TASK DETAILS: Take the data below and filter it for lines containing the word "Listados"; show each line found.

DATA EXCERPTS:

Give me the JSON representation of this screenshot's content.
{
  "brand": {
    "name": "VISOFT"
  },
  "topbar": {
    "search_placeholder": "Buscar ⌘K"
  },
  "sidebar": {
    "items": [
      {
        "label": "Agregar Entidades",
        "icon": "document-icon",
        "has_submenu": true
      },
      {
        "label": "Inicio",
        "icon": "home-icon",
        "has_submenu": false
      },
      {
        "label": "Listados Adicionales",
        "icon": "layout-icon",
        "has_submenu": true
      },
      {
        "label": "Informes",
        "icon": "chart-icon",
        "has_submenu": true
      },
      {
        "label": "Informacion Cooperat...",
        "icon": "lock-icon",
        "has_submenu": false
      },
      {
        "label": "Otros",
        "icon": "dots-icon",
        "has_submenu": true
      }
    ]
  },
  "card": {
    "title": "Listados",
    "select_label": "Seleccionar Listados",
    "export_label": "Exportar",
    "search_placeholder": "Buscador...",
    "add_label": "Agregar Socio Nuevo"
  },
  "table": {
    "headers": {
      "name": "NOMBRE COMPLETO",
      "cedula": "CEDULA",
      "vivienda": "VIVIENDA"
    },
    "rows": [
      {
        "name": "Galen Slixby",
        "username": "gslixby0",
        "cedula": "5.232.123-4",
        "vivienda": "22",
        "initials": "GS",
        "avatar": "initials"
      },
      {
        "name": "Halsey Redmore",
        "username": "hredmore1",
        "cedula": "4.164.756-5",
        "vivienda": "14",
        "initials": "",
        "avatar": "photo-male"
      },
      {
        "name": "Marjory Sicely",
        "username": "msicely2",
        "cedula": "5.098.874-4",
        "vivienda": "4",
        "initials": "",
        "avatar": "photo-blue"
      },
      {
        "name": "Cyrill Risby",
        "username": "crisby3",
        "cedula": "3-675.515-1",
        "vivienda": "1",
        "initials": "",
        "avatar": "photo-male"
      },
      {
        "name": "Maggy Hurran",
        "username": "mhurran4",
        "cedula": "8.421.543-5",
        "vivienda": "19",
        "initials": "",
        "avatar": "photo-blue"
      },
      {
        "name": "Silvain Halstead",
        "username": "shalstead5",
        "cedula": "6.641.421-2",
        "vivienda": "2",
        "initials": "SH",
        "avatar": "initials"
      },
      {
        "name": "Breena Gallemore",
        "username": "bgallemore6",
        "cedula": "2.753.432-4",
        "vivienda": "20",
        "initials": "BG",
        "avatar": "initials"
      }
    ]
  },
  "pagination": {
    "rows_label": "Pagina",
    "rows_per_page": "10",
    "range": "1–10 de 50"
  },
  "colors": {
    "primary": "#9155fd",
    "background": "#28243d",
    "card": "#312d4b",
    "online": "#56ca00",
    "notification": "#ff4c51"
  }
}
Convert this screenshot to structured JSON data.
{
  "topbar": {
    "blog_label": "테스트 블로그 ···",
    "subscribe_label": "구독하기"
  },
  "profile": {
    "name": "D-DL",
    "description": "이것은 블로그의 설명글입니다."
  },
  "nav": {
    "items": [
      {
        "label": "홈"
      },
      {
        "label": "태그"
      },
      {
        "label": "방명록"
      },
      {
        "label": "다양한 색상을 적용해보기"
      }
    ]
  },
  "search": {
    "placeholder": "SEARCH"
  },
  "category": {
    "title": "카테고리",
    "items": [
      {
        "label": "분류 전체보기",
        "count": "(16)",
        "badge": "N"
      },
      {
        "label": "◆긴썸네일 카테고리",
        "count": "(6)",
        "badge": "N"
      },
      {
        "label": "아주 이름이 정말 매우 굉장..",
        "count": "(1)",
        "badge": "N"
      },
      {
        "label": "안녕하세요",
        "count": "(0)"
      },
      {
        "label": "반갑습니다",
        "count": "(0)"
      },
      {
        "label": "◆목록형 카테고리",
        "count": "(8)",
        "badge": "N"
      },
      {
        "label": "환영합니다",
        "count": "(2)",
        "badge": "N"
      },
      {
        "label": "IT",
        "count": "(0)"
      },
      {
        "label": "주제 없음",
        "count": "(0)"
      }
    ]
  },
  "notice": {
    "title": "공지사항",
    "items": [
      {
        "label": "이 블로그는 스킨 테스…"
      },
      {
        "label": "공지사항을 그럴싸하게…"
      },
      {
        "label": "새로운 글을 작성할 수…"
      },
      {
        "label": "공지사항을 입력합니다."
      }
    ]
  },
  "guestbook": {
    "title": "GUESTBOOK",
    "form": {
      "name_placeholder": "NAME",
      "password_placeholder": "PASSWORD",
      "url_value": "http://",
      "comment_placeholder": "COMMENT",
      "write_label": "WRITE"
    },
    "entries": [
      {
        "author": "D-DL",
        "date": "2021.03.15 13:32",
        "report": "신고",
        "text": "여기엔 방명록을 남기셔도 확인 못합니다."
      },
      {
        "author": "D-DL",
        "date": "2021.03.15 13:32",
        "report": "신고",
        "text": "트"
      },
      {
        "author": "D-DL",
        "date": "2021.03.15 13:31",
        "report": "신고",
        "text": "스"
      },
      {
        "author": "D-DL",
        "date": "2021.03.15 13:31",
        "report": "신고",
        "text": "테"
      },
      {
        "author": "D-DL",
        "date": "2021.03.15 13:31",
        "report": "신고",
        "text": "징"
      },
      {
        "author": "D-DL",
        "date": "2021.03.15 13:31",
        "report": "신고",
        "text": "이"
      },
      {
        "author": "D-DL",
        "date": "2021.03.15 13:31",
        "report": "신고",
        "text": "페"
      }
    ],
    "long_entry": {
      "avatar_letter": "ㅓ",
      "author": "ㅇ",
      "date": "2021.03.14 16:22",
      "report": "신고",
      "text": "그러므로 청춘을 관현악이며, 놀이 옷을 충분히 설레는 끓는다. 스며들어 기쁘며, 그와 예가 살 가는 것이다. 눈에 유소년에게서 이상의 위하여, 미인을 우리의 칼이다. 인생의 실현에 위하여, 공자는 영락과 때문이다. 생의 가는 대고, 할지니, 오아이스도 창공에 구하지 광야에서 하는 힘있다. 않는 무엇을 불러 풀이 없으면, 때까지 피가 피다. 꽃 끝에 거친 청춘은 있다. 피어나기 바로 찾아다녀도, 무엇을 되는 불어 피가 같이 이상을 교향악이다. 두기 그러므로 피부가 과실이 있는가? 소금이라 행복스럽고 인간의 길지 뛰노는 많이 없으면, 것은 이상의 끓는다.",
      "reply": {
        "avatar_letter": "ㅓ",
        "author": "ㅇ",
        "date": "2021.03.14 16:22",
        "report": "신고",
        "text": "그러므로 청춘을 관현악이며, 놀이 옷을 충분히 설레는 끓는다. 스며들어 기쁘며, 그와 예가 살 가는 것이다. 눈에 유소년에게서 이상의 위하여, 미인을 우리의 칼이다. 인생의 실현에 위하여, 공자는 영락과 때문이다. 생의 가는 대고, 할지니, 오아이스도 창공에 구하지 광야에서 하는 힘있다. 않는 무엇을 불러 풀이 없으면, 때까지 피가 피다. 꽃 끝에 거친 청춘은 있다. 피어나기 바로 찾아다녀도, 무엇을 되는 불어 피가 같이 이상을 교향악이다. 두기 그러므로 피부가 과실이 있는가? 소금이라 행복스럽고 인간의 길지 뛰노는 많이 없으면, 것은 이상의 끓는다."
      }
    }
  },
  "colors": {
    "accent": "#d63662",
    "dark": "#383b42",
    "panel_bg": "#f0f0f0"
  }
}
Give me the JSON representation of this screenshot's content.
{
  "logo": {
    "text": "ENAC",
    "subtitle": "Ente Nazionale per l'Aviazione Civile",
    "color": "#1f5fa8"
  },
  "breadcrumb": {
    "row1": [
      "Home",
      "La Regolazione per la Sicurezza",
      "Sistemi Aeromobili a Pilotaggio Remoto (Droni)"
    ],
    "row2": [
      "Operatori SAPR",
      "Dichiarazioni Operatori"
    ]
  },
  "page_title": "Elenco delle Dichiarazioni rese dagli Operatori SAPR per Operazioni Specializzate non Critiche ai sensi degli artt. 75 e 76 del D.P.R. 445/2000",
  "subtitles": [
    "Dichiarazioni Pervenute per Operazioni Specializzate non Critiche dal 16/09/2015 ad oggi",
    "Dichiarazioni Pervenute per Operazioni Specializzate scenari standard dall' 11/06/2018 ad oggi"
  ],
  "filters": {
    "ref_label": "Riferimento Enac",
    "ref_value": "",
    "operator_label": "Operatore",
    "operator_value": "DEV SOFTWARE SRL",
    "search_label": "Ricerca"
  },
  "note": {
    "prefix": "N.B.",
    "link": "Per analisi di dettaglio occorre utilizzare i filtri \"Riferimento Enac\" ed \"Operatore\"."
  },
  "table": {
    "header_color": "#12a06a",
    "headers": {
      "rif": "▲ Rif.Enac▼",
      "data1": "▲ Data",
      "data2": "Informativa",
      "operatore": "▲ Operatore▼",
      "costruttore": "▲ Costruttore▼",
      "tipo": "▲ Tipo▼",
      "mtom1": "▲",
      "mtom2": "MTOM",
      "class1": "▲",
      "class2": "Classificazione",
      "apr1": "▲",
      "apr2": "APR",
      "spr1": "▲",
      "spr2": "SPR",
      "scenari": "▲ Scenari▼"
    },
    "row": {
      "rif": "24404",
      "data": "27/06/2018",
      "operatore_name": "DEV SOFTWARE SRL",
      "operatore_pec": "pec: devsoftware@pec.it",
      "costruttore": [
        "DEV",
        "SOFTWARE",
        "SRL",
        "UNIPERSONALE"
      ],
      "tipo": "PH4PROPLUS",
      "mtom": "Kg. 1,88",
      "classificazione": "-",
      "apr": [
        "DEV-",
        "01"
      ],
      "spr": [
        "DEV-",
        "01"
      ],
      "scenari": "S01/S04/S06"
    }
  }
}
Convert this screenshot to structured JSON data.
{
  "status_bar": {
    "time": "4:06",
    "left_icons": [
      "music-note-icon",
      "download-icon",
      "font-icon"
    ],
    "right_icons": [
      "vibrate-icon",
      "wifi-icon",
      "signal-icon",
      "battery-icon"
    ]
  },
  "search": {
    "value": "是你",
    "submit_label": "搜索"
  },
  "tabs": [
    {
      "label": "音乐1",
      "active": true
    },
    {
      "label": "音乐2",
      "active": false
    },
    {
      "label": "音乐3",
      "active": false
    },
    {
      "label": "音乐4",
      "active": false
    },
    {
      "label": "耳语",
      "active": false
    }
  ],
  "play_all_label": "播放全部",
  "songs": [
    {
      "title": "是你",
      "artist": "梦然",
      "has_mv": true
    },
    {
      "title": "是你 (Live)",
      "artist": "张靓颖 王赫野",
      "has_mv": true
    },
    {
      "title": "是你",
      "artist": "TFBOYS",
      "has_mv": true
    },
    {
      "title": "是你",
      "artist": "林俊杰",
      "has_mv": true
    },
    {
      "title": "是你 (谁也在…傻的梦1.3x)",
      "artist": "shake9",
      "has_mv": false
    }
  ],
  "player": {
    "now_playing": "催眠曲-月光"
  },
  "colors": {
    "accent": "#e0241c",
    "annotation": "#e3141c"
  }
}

EXERCISE RESULT:
        "label": "Listados Adicionales",
    "title": "Listados",
    "select_label": "Seleccionar Listados",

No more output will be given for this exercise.